DATA SUPPLIED —
===============
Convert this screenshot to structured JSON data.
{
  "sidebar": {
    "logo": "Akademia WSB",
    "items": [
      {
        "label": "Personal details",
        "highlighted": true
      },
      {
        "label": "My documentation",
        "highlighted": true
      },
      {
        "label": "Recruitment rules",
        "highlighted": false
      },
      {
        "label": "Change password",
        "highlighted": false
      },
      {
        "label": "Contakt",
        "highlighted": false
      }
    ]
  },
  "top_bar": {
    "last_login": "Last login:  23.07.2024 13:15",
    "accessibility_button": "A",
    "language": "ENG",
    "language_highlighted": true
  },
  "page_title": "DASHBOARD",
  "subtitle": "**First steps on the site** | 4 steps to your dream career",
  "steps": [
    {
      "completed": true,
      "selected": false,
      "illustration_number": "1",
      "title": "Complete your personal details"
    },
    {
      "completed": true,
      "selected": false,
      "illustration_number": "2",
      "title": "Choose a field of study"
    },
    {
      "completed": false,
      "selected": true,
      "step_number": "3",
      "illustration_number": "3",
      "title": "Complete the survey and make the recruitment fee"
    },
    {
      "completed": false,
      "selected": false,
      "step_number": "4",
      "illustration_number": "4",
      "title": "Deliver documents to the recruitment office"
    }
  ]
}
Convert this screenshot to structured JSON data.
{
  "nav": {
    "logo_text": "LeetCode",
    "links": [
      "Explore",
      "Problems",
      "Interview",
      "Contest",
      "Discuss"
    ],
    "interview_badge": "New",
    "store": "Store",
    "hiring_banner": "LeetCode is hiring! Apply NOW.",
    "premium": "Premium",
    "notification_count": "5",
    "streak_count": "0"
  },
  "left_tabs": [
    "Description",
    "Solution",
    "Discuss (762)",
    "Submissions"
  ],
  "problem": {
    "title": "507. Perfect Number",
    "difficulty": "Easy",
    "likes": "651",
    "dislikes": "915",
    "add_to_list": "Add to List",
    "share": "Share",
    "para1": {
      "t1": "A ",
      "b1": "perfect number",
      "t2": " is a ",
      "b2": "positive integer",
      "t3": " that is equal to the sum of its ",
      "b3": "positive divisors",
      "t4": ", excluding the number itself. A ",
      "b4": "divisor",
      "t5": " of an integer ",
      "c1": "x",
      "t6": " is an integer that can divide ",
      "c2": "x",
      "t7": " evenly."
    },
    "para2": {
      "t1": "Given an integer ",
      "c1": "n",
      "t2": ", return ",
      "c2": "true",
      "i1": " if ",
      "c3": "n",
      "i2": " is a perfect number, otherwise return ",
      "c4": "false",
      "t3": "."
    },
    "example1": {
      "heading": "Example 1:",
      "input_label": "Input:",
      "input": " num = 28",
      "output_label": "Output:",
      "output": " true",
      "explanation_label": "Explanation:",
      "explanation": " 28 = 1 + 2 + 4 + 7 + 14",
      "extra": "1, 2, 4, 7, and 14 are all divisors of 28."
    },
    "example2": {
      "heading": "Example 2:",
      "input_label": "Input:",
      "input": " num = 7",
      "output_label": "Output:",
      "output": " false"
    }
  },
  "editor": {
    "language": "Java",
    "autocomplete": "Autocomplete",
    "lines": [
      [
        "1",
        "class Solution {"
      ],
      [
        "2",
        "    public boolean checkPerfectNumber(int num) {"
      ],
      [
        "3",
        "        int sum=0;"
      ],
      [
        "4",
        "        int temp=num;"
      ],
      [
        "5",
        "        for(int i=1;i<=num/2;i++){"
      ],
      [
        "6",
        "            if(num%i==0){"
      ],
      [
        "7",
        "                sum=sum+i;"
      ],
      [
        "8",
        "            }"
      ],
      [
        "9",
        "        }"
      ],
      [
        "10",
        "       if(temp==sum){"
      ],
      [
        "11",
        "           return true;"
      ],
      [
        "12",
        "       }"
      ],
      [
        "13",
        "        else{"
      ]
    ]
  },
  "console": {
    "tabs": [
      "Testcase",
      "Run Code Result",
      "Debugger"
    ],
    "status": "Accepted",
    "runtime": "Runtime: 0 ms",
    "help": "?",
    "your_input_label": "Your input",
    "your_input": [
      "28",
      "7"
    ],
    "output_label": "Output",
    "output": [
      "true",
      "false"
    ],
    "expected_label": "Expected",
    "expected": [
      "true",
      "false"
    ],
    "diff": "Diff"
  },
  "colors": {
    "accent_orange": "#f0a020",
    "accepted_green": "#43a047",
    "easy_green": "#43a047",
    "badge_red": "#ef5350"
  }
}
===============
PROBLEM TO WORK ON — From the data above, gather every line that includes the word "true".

FINAL ANSWER —
        "highlighted": true
        "highlighted": true
    "language_highlighted": true
      "completed": true,
      "completed": true,
      "selected": true,
      "c2": "true",
      "output": " true",
        "           return true;"
      "true",
      "true",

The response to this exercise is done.